Hearing that line, it’s also hard to forget the words of Conservative MP Brent Rathgeber as he quit the Conservative caucus in June.
“It’s difficult as a lawyer and as a member of Parliament to find my role to be subservient to masters half my age at the Prime Minister’s Office, who tell me how to vote on matters, who tell me what questions to ask of witnesses in committee, who vet my … one-minute member statements,” Rathgeber said.
“I think legislators like myself have to take a stand … that we’re not going to read these talking points that are written by PMO staffers, that we’re not going to vote like trained seals.”
It’s an interesting question: just how much power in democratic governments should rest with the unelected hired help?
After all, voters across the country pick the representative they elect — they don’t pick a single one of the backroom political operatives who end up calling many of the shots in federal, and to a lesser degree, in provincial politics.
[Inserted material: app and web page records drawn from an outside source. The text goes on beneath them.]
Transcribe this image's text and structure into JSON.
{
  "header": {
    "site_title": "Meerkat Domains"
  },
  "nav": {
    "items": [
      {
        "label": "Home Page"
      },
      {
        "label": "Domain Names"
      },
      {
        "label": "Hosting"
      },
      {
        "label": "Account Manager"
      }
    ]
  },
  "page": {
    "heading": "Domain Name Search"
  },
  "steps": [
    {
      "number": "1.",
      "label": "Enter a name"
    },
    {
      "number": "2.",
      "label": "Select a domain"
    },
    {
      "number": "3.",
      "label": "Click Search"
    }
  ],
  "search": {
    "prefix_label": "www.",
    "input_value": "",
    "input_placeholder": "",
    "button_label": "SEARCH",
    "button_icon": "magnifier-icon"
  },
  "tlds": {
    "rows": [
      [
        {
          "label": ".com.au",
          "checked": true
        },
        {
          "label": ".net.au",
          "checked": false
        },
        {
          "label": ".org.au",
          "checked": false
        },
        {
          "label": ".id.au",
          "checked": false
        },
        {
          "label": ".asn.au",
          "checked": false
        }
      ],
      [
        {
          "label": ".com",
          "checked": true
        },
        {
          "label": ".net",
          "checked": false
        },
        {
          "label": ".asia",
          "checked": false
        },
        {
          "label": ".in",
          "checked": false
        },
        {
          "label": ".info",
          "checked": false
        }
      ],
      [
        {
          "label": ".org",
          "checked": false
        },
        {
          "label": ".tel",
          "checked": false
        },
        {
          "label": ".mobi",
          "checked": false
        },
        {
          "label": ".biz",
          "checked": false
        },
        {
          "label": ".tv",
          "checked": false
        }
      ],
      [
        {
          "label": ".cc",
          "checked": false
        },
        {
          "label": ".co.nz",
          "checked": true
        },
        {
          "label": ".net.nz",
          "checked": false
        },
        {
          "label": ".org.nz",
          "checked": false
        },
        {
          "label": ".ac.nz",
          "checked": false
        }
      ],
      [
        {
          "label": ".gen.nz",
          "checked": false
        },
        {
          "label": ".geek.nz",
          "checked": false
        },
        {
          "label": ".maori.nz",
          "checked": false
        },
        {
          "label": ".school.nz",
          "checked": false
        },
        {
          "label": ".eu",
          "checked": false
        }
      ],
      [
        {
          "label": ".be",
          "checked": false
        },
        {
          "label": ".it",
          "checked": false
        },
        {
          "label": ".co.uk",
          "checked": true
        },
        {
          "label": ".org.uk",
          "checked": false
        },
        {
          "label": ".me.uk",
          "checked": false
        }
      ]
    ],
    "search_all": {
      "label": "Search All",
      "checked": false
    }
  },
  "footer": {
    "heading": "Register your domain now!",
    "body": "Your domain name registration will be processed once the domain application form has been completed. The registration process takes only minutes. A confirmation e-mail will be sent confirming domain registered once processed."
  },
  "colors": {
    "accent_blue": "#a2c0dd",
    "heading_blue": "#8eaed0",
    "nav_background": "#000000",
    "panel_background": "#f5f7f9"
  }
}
For years now, more and power has coalesced in the PMO, with successive prime ministers (and yes, even similarly inclined premiers) looking and acting more like presidents than anything else.
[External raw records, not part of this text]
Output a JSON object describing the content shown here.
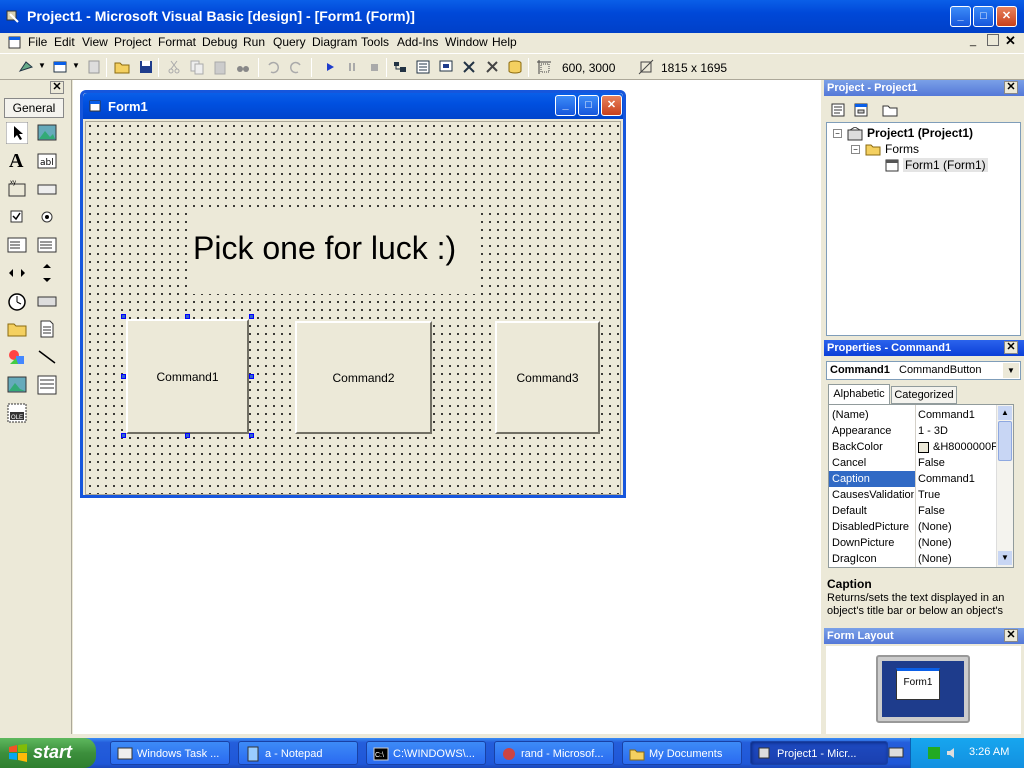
{
  "window": {
    "title": "Project1 - Microsoft Visual Basic [design] - [Form1 (Form)]"
  },
  "menu": [
    "File",
    "Edit",
    "View",
    "Project",
    "Format",
    "Debug",
    "Run",
    "Query",
    "Diagram",
    "Tools",
    "Add-Ins",
    "Window",
    "Help"
  ],
  "toolbar": {
    "position": "600, 3000",
    "size": "1815 x 1695"
  },
  "toolbox": {
    "tab": "General"
  },
  "form": {
    "title": "Form1",
    "label_caption": "Pick one for luck :)",
    "buttons": [
      "Command1",
      "Command2",
      "Command3"
    ]
  },
  "project": {
    "title": "Project - Project1",
    "root": "Project1 (Project1)",
    "folder": "Forms",
    "item": "Form1 (Form1)"
  },
  "properties": {
    "title": "Properties - Command1",
    "object_name": "Command1",
    "object_type": "CommandButton",
    "tabs": [
      "Alphabetic",
      "Categorized"
    ],
    "rows": [
      {
        "name": "(Name)",
        "value": "Command1"
      },
      {
        "name": "Appearance",
        "value": "1 - 3D"
      },
      {
        "name": "BackColor",
        "value": "&H8000000F"
      },
      {
        "name": "Cancel",
        "value": "False"
      },
      {
        "name": "Caption",
        "value": "Command1"
      },
      {
        "name": "CausesValidation",
        "value": "True"
      },
      {
        "name": "Default",
        "value": "False"
      },
      {
        "name": "DisabledPicture",
        "value": "(None)"
      },
      {
        "name": "DownPicture",
        "value": "(None)"
      },
      {
        "name": "DragIcon",
        "value": "(None)"
      }
    ],
    "desc_title": "Caption",
    "desc_text": "Returns/sets the text displayed in an object's title bar or below an object's"
  },
  "form_layout": {
    "title": "Form Layout",
    "preview_label": "Form1"
  },
  "taskbar": {
    "start": "start",
    "tasks": [
      "Windows Task ...",
      "a - Notepad",
      "C:\\WINDOWS\\...",
      "rand - Microsof...",
      "My Documents",
      "Project1 - Micr..."
    ],
    "clock": "3:26 AM"
  },
  "colors": {
    "xp_blue": "#0a5fe8",
    "selection": "#316ac5",
    "taskbar": "#245edb",
    "start_green": "#3c8f3c"
  }
}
They call MPs on the carpet, pull back extra pay and stipends, and silence them by taking MPs out of the rotation allowed to make member’s statements.
And for members of Parliament, in particular the backbench of the Tory party, it’s beginning to rankle.
Now, Tory MP Michael Chong has launched a private member’s bill called the “Reform Act of 2013” which, in part, seeks to strike at the unilateral power of the presidential-like office of the prime minister, putting control in the hands of elected members of Parliament.
The act would let MPs vote to remove the head of a party, and would enable district associations to have control over who gets nominated to run for a party. (Right now, party leaders can simply refuse to sign the nomination papers of candidates they don’t want to see running under the party banner.)
It’s not the be-all and end-all, but at least it’s a start, something that would limit the absolute control the executive branches of parties exercise now.
How does the Prime Minister’s Office feel about it? Well, all you really have to do is listen to MP Paul Calandra, the current Tory MP who stands up and speaks the necessary empty words when the prime minister doesn’t feel like answering anything in question period.
“Look, if you want to be a good MP, you want to do your job, you want to have an impact in this place, it doesn’t matter what party you’re in, you can. … You want to be lazy, and you want to blame other people for your inability to get things done, you can also be that type of MP.”
Exactly. Dismiss and deny.
Sit, Paul, sit. Roll over.
And stand, Michael Chong, stand. After all, that’s what we thought we were electing MPs to do.